Wang, M.; Zhang, L.; Wang, W.; Ma, X.; Hu, X.; Zhao, J.; Chao, X.
Investigation of Pressure Variations in Hose Pumps under Different Flow Regimes Using Bidirectional Fluid–Structure Interaction. *Processes* **2023**, *11*, 3079.
https://doi.org/10.3390/pr11113079

**AMA Style**

Wang M, Zhang L, Wang W, Ma X, Hu X, Zhao J, Chao X.
Investigation of Pressure Variations in Hose Pumps under Different Flow Regimes Using Bidirectional Fluid–Structure Interaction. *Processes*. 2023; 11(11):3079.
https://doi.org/10.3390/pr11113079

**Chicago/Turabian Style**
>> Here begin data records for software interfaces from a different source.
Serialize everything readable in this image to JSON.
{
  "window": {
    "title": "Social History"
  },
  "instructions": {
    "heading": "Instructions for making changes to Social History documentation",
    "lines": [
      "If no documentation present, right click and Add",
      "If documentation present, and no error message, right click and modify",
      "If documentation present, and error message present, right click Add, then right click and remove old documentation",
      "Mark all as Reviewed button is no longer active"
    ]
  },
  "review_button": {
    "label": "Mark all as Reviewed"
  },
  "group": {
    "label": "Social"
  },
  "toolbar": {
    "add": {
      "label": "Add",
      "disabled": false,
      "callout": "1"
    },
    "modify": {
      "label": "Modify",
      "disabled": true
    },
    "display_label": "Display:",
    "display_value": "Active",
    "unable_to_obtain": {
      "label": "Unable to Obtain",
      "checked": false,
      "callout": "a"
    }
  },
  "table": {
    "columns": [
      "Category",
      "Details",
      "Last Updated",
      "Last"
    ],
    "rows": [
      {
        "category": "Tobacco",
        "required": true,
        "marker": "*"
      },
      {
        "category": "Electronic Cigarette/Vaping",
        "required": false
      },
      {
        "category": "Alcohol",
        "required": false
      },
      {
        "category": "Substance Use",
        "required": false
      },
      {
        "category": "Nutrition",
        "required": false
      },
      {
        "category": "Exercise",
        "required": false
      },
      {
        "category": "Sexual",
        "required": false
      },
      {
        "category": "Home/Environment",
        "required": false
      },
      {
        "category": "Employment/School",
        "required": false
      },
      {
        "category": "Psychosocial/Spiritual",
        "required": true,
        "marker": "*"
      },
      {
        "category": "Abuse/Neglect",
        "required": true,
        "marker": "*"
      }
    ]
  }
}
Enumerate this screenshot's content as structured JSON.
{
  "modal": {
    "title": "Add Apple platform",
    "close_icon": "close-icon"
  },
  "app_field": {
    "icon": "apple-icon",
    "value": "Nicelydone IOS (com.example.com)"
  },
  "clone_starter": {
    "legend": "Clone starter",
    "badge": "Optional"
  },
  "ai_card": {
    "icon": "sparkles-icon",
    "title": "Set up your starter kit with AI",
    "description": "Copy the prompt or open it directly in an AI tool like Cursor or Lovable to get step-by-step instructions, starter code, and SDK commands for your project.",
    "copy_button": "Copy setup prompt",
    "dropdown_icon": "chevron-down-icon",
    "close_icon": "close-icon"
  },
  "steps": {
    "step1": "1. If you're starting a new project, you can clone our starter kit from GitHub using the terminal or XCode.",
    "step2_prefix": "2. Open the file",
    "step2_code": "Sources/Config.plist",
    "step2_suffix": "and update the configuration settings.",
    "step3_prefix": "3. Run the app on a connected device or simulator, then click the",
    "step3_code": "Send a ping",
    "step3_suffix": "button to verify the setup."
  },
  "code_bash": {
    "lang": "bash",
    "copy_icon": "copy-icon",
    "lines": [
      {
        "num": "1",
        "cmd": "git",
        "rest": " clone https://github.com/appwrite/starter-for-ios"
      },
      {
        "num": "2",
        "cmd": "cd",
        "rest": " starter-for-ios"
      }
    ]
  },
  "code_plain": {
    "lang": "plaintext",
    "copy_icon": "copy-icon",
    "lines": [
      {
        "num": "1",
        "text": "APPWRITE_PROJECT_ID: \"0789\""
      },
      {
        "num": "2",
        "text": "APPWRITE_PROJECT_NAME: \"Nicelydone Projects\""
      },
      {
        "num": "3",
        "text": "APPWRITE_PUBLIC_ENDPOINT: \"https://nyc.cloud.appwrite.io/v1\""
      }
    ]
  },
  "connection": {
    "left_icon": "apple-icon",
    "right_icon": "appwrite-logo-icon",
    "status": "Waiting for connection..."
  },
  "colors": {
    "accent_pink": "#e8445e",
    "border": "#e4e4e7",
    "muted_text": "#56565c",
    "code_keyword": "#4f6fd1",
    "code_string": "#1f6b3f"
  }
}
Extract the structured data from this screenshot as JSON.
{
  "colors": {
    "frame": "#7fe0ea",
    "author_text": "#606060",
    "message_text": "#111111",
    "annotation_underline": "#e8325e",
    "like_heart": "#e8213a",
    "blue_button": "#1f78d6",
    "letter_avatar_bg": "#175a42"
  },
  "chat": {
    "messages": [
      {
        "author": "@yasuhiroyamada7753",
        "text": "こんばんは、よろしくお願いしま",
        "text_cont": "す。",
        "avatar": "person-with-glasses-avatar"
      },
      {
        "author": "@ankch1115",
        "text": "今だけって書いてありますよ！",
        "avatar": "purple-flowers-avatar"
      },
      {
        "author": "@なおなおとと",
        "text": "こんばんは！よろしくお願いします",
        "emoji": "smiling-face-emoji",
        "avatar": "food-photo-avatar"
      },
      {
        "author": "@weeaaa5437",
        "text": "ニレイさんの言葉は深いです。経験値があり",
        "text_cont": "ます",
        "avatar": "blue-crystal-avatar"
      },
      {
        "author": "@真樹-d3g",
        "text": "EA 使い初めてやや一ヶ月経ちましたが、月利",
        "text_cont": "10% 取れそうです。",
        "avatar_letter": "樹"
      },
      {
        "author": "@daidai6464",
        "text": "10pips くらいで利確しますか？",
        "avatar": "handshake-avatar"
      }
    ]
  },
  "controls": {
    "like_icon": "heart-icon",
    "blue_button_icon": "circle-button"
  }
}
Wang, Mengfan, Lixin Zhang, Wendong Wang, Xiao Ma, Xue Hu, Jiawei Zhao, and Xuewei Chao.
2023. "Investigation of Pressure Variations in Hose Pumps under Different Flow Regimes Using Bidirectional Fluid–Structure Interaction" *Processes* 11, no. 11: 3079.
https://doi.org/10.3390/pr11113079